* **Problem details**: Return all lines in the data where the string "quần" can be found.

* **Entries provided**:
Segment Open

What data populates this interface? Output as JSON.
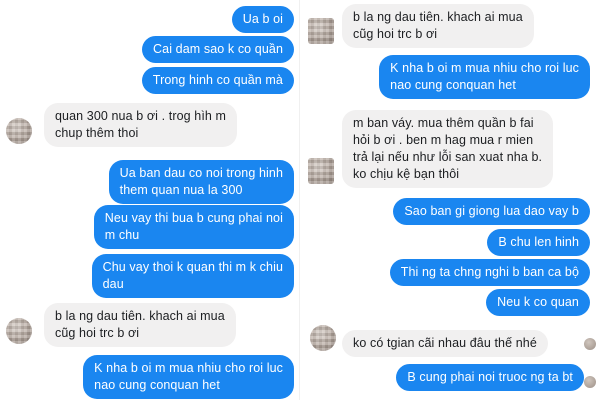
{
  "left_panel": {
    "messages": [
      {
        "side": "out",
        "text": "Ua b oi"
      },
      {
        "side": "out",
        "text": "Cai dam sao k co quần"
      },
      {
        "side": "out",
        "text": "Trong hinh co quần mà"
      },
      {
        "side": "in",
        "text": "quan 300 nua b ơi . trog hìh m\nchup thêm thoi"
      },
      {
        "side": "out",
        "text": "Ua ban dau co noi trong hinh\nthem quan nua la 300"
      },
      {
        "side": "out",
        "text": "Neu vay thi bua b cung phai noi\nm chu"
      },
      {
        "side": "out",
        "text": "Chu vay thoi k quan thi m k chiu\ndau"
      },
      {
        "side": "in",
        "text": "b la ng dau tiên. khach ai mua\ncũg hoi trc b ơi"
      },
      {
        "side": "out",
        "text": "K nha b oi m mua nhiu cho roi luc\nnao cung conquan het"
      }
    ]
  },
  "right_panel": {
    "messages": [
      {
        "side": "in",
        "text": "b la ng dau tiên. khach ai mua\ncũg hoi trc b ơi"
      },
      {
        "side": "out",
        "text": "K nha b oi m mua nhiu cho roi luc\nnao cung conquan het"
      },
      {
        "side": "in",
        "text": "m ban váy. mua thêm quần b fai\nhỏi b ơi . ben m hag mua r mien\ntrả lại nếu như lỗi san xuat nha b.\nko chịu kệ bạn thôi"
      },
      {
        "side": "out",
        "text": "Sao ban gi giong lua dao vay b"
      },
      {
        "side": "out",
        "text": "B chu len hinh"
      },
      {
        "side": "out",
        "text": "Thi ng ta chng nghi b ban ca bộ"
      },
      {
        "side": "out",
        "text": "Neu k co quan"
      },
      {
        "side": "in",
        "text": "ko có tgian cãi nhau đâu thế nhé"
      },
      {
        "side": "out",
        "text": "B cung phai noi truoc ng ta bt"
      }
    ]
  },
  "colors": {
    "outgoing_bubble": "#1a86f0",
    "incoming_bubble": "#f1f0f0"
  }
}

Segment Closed

* **Completed exercise**:
        "text": "Cai dam sao k co quần"
        "text": "Trong hinh co quần mà"
        "text": "m ban váy. mua thêm quần b fai\nhỏi b ơi . ben m hag mua r mien\ntrả lại nếu như lỗi san xuat nha b.\nko chịu kệ bạn thôi"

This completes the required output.